Items from an interface collection
━━━━━━━━━━━━━━━━
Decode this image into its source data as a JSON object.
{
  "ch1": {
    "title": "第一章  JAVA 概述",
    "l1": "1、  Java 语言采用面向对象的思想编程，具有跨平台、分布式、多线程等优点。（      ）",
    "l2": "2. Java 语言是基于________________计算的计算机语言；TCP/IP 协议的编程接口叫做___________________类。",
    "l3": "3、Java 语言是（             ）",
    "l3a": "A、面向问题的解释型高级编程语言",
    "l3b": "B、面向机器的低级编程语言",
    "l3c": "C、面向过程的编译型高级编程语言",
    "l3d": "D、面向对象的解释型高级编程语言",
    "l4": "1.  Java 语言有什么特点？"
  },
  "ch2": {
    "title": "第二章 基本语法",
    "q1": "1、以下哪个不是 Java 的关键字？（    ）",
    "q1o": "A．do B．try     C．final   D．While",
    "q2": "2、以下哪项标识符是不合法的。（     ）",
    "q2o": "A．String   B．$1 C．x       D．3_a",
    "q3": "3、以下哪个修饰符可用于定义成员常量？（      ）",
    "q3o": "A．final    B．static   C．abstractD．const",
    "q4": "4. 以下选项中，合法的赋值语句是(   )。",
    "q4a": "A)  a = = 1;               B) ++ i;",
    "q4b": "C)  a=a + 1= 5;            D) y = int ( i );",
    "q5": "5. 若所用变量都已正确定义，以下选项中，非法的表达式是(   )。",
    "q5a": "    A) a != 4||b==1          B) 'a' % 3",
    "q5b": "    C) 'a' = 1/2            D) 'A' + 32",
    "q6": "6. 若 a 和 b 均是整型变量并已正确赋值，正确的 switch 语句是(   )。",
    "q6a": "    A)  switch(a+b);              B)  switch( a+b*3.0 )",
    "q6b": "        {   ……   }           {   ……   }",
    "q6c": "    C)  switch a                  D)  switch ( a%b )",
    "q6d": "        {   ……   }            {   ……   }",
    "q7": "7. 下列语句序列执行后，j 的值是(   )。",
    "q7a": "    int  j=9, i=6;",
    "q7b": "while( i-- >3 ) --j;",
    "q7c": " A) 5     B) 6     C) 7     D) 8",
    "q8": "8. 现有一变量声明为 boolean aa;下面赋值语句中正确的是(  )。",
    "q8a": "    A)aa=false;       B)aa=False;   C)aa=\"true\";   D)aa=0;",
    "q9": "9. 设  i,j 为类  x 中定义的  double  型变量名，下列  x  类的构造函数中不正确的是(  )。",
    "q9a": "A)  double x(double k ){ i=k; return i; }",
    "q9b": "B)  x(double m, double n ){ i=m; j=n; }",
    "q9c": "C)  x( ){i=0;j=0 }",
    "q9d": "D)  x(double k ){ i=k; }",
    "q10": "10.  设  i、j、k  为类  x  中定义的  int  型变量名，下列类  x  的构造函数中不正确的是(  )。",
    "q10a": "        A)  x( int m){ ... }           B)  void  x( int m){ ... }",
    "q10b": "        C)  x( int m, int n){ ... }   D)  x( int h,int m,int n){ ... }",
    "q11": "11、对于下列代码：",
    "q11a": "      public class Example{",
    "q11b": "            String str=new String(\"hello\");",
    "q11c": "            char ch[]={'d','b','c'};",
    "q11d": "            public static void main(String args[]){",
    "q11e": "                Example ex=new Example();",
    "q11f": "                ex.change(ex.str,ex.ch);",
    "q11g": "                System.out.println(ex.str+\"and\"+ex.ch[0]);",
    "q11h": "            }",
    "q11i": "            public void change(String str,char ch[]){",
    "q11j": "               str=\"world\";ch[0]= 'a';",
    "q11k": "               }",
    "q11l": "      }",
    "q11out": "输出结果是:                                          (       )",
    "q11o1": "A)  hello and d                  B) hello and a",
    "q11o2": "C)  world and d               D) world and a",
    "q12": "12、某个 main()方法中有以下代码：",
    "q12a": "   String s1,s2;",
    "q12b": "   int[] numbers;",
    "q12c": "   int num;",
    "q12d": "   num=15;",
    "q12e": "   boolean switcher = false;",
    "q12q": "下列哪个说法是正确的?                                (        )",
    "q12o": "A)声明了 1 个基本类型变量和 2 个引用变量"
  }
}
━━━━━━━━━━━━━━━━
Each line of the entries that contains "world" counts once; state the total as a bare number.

2